Giving young players the opportunity for more playing time will not only aid this coaching staff in assessing their usefulness going forward, but will also assist in determining which to release, which to retain, and what the primary positions needing to be filled via the offseason plan are. Given the circumstances, the time to do that is NOW. Not next preseason vs. 2nd and 3rd string and soon-to-be-cut players so that the coaching staff can overrate their players again.
Some things for the Bills to focus on between now and January 2nd after which their golf season begins:
Jonas Jennings: Jennings is injury prone and only an above average but nowhere near stellar LT. He can be beaten by decent DEs. His durability is a huge question mark. Does he even want to stay in Buffalo (rumor says no) and would the Bills likely have to overpay to keep him. (likely)
Eric Moulds: Moulds' salary makes retaining him next season unviable unless reworked. Moulds is in the driver's seat however. If he says no, he will walk. The status of this team at season's end may be the biggest factor for him. Will Losman find more favor with an aging past-prime Moulds, or will he prefer to begin to develop a QB-WR relationship with younger equals Evans and Reed?
Pat Williams: Williams will be a free agent following the season and will be 33 next year. Will he want to stay, how much? Or will he prefer to go to an imminent winner? Why did the Bills draft Anderson?
Ron Edwards: There has been a rumor that Edwards has been signed through 2005. An offer was tendered him, usually indicative that it was a one-year offer. However, the Bills hold their cards close to their vest. If Edwards is a FA following the season, what will he do. In my opinion, and largely due to the age of Williams and Adams, Edwards has played the best football at DT this season for the Bills albeit on a limited basis, yet, he does not start in favor of out-of-prime DTs. He is capable of starting. Will the Bills give him the chance?
Marcus Price: A 33-year old free agent following this season.
Henry: Henry becomes a FA after the '05 season. He is just entering his prime and regardless of McGahee's situation, the Bills would be best suited to offer Henry a four year contract extension. One way or another he's a proven RB worth something and a backup incase McGahee, who's shown nothing to date indicative that he'll be a stellar starter in this league, does not develop as Donahoe has risked.
Those are simply some things that the Bills need to begin focusing on so that whatever decisions they make this coming offseason are sound ones.

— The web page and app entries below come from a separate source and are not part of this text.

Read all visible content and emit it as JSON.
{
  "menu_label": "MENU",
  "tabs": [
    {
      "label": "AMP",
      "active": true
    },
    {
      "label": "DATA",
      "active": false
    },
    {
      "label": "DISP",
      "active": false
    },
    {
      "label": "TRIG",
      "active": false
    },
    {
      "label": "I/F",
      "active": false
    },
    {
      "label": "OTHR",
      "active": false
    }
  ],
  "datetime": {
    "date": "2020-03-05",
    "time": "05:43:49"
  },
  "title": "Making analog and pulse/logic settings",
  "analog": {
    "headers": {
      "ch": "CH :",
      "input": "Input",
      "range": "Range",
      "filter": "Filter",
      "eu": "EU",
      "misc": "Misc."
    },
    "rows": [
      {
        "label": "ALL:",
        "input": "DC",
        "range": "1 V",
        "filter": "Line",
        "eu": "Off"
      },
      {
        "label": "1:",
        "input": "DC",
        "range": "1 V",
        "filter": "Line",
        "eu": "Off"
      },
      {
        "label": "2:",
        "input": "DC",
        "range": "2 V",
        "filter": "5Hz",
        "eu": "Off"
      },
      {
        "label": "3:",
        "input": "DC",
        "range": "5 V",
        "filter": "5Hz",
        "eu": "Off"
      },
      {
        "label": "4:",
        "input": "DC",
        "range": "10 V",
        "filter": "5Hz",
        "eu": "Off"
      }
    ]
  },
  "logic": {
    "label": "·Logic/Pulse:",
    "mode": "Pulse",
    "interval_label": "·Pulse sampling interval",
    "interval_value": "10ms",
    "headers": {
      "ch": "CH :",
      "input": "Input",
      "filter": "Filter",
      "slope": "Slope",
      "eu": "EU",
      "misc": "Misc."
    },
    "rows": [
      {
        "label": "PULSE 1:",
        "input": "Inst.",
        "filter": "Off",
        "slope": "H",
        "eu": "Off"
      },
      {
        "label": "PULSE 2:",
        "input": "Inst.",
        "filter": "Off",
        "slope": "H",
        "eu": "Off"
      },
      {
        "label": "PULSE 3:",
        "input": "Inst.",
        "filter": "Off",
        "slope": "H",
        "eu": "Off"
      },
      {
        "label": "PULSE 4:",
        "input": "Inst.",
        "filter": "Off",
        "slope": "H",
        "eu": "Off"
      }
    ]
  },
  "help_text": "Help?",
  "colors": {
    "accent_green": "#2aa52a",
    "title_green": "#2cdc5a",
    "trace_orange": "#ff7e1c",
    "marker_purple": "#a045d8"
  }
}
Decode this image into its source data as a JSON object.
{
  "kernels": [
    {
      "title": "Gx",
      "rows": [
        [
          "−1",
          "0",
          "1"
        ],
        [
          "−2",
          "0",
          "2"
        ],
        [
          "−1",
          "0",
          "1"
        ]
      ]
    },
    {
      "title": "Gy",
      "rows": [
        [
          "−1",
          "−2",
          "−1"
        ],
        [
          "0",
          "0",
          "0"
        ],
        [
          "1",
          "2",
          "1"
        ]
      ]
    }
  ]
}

To discuss this article or other issues on the Bills, Tune into "The 2004 Bills Report" which can be heard live on Thursday evenings from 7 to 9 p.m. over the Internet at www.broadcastmonsters.com. Call into the show live at 1-877-913-9739.